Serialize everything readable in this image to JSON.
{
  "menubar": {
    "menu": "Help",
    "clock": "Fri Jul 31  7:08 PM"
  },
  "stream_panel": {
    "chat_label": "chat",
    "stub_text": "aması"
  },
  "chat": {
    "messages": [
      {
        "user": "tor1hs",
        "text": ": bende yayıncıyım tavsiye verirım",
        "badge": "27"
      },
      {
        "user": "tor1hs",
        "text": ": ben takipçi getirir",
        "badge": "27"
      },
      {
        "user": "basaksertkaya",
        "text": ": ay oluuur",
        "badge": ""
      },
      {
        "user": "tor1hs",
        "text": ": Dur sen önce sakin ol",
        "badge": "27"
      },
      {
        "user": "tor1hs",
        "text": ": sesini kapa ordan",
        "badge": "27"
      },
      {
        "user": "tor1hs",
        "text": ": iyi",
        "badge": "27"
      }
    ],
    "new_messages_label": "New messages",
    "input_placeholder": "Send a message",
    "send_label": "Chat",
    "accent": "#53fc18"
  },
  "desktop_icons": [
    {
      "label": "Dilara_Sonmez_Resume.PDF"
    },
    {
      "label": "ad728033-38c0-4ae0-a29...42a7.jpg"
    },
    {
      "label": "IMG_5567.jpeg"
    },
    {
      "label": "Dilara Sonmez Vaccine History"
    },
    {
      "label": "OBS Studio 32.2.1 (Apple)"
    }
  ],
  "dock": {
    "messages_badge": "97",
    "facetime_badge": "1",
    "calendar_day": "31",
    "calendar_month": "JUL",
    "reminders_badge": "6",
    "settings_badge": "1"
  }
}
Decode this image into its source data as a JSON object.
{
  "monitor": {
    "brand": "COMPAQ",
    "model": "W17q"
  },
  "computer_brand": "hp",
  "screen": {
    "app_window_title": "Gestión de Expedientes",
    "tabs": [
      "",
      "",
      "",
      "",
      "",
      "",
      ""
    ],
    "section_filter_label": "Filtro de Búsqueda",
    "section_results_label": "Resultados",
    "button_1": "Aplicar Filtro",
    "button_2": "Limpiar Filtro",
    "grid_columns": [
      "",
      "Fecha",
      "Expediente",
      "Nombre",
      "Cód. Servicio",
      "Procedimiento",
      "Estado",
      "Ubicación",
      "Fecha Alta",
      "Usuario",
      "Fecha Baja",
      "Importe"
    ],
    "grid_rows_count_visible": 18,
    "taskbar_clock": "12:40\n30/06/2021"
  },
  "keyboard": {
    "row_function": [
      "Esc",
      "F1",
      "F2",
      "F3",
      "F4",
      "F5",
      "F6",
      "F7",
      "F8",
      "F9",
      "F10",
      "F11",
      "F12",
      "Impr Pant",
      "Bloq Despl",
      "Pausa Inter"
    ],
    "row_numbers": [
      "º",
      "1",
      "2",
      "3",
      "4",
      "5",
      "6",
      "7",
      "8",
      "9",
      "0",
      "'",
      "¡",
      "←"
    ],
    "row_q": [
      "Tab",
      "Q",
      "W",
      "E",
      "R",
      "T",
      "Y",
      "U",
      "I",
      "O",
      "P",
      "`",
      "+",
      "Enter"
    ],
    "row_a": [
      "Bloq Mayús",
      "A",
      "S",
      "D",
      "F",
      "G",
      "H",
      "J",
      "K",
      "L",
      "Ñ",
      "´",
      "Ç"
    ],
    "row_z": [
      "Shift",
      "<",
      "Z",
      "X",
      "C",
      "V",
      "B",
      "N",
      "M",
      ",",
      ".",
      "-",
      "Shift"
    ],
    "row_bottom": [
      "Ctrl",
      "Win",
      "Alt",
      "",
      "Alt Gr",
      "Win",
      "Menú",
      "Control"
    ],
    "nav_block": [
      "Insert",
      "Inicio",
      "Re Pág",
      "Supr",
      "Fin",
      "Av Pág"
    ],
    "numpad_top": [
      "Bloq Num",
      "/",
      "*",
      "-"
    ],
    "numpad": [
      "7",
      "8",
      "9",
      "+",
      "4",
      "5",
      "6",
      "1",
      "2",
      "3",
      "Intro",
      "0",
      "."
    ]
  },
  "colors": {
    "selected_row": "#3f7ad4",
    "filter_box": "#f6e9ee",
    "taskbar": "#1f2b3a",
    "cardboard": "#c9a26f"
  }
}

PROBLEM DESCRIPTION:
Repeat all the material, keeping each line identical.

SOLUTION FOR THIS TASK:
Serialize everything readable in this image to JSON.
{
  "menubar": {
    "menu": "Help",
    "clock": "Fri Jul 31  7:08 PM"
  },
  "stream_panel": {
    "chat_label": "chat",
    "stub_text": "aması"
  },
  "chat": {
    "messages": [
      {
        "user": "tor1hs",
        "text": ": bende yayıncıyım tavsiye verirım",
        "badge": "27"
      },
      {
        "user": "tor1hs",
        "text": ": ben takipçi getirir",
        "badge": "27"
      },
      {
        "user": "basaksertkaya",
        "text": ": ay oluuur",
        "badge": ""
      },
      {
        "user": "tor1hs",
        "text": ": Dur sen önce sakin ol",
        "badge": "27"
      },
      {
        "user": "tor1hs",
        "text": ": sesini kapa ordan",
        "badge": "27"
      },
      {
        "user": "tor1hs",
        "text": ": iyi",
        "badge": "27"
      }
    ],
    "new_messages_label": "New messages",
    "input_placeholder": "Send a message",
    "send_label": "Chat",
    "accent": "#53fc18"
  },
  "desktop_icons": [
    {
      "label": "Dilara_Sonmez_Resume.PDF"
    },
    {
      "label": "ad728033-38c0-4ae0-a29...42a7.jpg"
    },
    {
      "label": "IMG_5567.jpeg"
    },
    {
      "label": "Dilara Sonmez Vaccine History"
    },
    {
      "label": "OBS Studio 32.2.1 (Apple)"
    }
  ],
  "dock": {
    "messages_badge": "97",
    "facetime_badge": "1",
    "calendar_day": "31",
    "calendar_month": "JUL",
    "reminders_badge": "6",
    "settings_badge": "1"
  }
}
Decode this image into its source data as a JSON object.
{
  "monitor": {
    "brand": "COMPAQ",
    "model": "W17q"
  },
  "computer_brand": "hp",
  "screen": {
    "app_window_title": "Gestión de Expedientes",
    "tabs": [
      "",
      "",
      "",
      "",
      "",
      "",
      ""
    ],
    "section_filter_label": "Filtro de Búsqueda",
    "section_results_label": "Resultados",
    "button_1": "Aplicar Filtro",
    "button_2": "Limpiar Filtro",
    "grid_columns": [
      "",
      "Fecha",
      "Expediente",
      "Nombre",
      "Cód. Servicio",
      "Procedimiento",
      "Estado",
      "Ubicación",
      "Fecha Alta",
      "Usuario",
      "Fecha Baja",
      "Importe"
    ],
    "grid_rows_count_visible": 18,
    "taskbar_clock": "12:40\n30/06/2021"
  },
  "keyboard": {
    "row_function": [
      "Esc",
      "F1",
      "F2",
      "F3",
      "F4",
      "F5",
      "F6",
      "F7",
      "F8",
      "F9",
      "F10",
      "F11",
      "F12",
      "Impr Pant",
      "Bloq Despl",
      "Pausa Inter"
    ],
    "row_numbers": [
      "º",
      "1",
      "2",
      "3",
      "4",
      "5",
      "6",
      "7",
      "8",
      "9",
      "0",
      "'",
      "¡",
      "←"
    ],
    "row_q": [
      "Tab",
      "Q",
      "W",
      "E",
      "R",
      "T",
      "Y",
      "U",
      "I",
      "O",
      "P",
      "`",
      "+",
      "Enter"
    ],
    "row_a": [
      "Bloq Mayús",
      "A",
      "S",
      "D",
      "F",
      "G",
      "H",
      "J",
      "K",
      "L",
      "Ñ",
      "´",
      "Ç"
    ],
    "row_z": [
      "Shift",
      "<",
      "Z",
      "X",
      "C",
      "V",
      "B",
      "N",
      "M",
      ",",
      ".",
      "-",
      "Shift"
    ],
    "row_bottom": [
      "Ctrl",
      "Win",
      "Alt",
      "",
      "Alt Gr",
      "Win",
      "Menú",
      "Control"
    ],
    "nav_block": [
      "Insert",
      "Inicio",
      "Re Pág",
      "Supr",
      "Fin",
      "Av Pág"
    ],
    "numpad_top": [
      "Bloq Num",
      "/",
      "*",
      "-"
    ],
    "numpad": [
      "7",
      "8",
      "9",
      "+",
      "4",
      "5",
      "6",
      "1",
      "2",
      "3",
      "Intro",
      "0",
      "."
    ]
  },
  "colors": {
    "selected_row": "#3f7ad4",
    "filter_box": "#f6e9ee",
    "taskbar": "#1f2b3a",
    "cardboard": "#c9a26f"
  }
}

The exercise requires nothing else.